MARYLAND - Down a one-lane road past barren fields teeming with squawking Canada geese is something that hasn't been found on the Eastern Shore for more than two decades - a river filled with oysters.

And Kevin McClarren knows how many are there, because he and his crew have planted every single one. Five million healthy oysters on 3,000 floats on the water's surface, with anywhere from 1,000 to 10,000 oysters each.

Every day, McClarren and his four workers - all of whom have degrees in biology or marine science - wade into the water, each with multiple layers of sweat shirts, to tend to their burgeoning crop.

"It's not a real easy way to make a living," McClarren said recently as he helped the crew power-wash oysters in 35-degree weather. "I can't see a time when there's going to be an awful lot of this around here."

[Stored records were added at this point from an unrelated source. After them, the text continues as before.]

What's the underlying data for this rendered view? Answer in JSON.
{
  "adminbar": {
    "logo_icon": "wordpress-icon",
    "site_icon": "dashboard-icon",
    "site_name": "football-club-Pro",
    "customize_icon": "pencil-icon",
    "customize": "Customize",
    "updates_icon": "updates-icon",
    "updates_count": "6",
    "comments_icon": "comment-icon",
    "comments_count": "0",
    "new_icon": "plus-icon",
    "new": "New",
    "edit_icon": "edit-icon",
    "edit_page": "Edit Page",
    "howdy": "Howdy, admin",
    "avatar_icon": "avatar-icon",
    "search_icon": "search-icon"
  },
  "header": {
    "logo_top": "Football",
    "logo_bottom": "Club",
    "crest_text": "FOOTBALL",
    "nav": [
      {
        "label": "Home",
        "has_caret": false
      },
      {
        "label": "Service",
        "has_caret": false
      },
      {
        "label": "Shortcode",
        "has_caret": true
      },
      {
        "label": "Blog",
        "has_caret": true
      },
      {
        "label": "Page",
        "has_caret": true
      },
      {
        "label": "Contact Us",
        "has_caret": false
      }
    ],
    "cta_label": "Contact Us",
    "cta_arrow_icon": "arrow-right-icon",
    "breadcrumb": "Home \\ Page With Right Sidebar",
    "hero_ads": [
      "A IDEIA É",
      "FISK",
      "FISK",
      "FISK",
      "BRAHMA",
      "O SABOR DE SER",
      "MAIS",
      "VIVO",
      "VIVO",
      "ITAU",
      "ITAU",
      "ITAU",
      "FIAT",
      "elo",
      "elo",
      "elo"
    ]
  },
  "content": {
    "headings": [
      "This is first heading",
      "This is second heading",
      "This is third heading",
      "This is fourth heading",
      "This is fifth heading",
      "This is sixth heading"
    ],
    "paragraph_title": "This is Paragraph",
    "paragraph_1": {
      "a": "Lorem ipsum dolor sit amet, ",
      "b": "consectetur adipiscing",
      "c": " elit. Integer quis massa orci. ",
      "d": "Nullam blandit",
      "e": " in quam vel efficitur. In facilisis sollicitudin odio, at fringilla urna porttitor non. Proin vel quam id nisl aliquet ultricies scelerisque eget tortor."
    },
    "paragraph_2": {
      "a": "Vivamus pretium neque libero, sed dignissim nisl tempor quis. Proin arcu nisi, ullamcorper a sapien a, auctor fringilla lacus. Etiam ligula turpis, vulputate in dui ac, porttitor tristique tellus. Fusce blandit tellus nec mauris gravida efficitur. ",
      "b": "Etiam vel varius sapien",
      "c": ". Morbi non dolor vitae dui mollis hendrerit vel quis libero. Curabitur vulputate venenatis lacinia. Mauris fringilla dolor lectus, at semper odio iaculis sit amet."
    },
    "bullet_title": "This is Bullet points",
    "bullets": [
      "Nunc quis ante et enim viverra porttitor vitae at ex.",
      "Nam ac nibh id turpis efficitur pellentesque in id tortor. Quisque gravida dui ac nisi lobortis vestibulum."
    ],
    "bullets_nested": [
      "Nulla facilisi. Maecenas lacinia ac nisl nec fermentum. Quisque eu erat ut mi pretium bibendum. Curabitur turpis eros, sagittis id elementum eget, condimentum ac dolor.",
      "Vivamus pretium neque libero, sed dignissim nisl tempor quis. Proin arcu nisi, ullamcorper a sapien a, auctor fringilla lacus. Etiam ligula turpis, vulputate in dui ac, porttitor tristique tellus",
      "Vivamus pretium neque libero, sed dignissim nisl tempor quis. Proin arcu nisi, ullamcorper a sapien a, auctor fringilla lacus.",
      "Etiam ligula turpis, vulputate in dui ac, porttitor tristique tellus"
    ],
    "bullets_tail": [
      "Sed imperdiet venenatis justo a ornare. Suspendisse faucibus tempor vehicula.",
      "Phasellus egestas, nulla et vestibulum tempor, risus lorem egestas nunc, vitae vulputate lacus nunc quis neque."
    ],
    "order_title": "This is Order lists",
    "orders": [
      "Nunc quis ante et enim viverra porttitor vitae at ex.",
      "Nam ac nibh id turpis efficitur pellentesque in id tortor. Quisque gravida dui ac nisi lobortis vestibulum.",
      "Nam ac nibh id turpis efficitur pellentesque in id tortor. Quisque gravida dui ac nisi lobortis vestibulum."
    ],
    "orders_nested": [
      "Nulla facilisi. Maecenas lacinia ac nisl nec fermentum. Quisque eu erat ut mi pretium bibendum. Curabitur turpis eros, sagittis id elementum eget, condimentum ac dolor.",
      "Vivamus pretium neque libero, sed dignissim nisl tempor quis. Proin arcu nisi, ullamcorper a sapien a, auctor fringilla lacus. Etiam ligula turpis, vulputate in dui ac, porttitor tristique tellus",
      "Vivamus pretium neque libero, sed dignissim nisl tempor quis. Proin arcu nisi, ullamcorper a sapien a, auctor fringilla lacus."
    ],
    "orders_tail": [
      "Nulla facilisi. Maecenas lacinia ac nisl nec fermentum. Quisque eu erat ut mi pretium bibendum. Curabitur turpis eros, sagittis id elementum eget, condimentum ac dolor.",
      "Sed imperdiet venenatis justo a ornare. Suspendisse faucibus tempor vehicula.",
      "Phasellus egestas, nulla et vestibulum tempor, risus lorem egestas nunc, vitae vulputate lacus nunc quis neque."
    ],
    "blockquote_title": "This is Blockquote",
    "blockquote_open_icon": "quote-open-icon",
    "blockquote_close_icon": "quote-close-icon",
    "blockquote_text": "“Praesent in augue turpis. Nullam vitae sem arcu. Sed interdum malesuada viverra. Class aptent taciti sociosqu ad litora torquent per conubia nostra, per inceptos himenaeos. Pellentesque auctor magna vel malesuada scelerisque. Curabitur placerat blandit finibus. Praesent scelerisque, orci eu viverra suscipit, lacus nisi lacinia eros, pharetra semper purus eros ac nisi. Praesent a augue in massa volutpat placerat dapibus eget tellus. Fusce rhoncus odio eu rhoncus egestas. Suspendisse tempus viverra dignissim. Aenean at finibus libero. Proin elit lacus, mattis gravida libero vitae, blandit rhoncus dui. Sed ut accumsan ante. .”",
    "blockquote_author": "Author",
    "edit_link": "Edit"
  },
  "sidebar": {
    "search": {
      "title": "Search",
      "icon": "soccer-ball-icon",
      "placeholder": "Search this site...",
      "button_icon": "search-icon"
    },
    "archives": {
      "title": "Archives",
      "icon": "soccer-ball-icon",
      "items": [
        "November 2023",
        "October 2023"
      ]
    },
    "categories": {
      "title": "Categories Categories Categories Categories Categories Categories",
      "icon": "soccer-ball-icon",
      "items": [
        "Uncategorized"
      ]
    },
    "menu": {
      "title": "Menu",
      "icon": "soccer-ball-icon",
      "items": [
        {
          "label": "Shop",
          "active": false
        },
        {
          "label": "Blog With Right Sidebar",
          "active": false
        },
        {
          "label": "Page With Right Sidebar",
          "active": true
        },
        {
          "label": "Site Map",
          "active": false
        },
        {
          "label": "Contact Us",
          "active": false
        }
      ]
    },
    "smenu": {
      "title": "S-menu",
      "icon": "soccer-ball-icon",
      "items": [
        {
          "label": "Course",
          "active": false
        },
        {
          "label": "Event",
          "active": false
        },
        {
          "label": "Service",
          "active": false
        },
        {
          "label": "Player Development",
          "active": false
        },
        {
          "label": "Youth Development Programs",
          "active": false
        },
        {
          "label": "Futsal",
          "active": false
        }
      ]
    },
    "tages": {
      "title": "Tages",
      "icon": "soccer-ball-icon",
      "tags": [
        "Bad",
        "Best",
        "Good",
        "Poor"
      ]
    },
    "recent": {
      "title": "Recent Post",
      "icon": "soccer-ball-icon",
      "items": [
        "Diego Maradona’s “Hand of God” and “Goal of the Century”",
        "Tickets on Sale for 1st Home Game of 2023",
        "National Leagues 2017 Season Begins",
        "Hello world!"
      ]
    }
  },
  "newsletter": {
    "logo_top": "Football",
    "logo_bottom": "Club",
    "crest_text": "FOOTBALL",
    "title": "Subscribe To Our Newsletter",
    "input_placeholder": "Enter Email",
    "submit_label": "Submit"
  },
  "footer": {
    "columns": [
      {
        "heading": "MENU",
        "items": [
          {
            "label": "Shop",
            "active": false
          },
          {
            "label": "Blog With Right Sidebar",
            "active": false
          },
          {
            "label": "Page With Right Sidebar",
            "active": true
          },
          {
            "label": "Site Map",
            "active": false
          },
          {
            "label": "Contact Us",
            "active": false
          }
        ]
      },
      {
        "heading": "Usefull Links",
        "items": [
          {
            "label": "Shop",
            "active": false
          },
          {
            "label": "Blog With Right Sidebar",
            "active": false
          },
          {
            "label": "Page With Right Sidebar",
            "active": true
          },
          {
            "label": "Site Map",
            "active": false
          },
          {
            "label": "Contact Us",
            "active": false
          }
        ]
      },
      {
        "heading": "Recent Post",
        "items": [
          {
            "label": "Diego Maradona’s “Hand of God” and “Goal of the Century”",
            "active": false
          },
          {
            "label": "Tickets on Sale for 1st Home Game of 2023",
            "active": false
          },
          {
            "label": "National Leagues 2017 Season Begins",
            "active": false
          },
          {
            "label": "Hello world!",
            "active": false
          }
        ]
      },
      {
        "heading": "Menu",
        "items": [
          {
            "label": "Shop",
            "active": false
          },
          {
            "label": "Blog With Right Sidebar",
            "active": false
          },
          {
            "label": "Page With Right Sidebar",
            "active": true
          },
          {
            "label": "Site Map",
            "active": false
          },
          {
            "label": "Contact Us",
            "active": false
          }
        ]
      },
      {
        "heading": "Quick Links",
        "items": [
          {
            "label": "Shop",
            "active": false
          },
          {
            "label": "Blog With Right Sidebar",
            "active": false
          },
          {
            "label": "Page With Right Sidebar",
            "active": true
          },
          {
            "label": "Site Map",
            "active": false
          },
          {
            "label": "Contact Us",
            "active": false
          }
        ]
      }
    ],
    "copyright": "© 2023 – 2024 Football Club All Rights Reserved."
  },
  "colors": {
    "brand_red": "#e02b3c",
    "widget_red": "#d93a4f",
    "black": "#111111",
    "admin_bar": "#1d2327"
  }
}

Nearly two years after Maryland streamlined its permitting rules in hopes of encouraging under-employed watermen to enter the aquaculture business, McClarren operates one of just a handful of commercial oyster farms in Maryland and the only one with a hatchery.